Segment Open

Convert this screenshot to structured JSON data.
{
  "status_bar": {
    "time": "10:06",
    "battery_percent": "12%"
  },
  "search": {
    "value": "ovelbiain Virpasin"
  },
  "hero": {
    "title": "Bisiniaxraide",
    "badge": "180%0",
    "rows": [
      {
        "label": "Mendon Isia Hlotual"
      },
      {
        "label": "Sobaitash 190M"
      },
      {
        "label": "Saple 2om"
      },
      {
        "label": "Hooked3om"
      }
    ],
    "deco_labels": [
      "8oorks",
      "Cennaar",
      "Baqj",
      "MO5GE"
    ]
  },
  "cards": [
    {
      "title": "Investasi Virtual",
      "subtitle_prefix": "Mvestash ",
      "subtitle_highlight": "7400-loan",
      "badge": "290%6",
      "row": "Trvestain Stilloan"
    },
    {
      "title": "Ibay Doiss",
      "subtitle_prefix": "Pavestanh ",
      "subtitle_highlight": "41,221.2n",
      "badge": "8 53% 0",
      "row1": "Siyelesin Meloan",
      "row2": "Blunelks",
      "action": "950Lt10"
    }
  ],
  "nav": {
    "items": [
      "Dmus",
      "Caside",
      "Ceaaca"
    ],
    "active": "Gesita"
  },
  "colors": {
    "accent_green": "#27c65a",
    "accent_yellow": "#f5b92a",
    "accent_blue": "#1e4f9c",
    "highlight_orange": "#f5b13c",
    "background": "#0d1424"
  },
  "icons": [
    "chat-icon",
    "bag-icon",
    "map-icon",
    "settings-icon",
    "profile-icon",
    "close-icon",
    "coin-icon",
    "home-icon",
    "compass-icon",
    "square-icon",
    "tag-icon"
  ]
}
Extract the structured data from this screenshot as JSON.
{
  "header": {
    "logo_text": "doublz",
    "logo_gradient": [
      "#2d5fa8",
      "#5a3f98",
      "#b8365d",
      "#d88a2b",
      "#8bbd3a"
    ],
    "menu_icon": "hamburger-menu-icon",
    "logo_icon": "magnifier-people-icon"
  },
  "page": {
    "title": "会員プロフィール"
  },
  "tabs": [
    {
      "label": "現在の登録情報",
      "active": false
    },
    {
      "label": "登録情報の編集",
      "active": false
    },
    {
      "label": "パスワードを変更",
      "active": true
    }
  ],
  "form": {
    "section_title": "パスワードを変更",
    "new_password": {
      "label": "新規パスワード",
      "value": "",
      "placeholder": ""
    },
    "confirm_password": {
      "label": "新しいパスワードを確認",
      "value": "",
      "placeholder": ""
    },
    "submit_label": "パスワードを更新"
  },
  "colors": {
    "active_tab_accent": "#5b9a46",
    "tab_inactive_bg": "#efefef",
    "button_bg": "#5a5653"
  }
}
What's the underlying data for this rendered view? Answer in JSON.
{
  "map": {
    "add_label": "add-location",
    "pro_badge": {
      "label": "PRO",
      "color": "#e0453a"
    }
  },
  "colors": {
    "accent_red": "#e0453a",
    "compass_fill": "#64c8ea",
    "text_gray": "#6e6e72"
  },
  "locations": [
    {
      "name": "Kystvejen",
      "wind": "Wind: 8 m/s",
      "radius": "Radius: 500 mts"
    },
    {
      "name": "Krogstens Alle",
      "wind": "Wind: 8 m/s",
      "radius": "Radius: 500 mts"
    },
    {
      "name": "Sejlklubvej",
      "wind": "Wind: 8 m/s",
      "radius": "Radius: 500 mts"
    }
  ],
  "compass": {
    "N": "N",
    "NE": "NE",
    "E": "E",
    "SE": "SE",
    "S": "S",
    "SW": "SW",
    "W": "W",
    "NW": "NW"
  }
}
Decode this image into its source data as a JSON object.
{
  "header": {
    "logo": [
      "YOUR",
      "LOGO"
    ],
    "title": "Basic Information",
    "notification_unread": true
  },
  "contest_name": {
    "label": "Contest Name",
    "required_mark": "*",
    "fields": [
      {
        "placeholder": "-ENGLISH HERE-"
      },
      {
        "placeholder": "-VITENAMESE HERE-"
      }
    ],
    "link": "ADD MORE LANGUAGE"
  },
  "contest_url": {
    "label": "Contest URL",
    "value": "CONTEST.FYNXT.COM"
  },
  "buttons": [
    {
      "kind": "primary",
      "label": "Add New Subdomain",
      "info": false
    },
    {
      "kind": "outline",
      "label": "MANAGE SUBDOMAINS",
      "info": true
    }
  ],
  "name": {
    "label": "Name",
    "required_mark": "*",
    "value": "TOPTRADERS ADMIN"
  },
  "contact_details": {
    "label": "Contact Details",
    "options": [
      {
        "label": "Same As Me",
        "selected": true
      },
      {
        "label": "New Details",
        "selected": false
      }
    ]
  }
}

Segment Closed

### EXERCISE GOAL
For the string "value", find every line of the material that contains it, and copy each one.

### RESPONSE BOX
    "value": "ovelbiain Virpasin"
      "value": "",
      "value": "",
    "value": "CONTEST.FYNXT.COM"
    "value": "TOPTRADERS ADMIN"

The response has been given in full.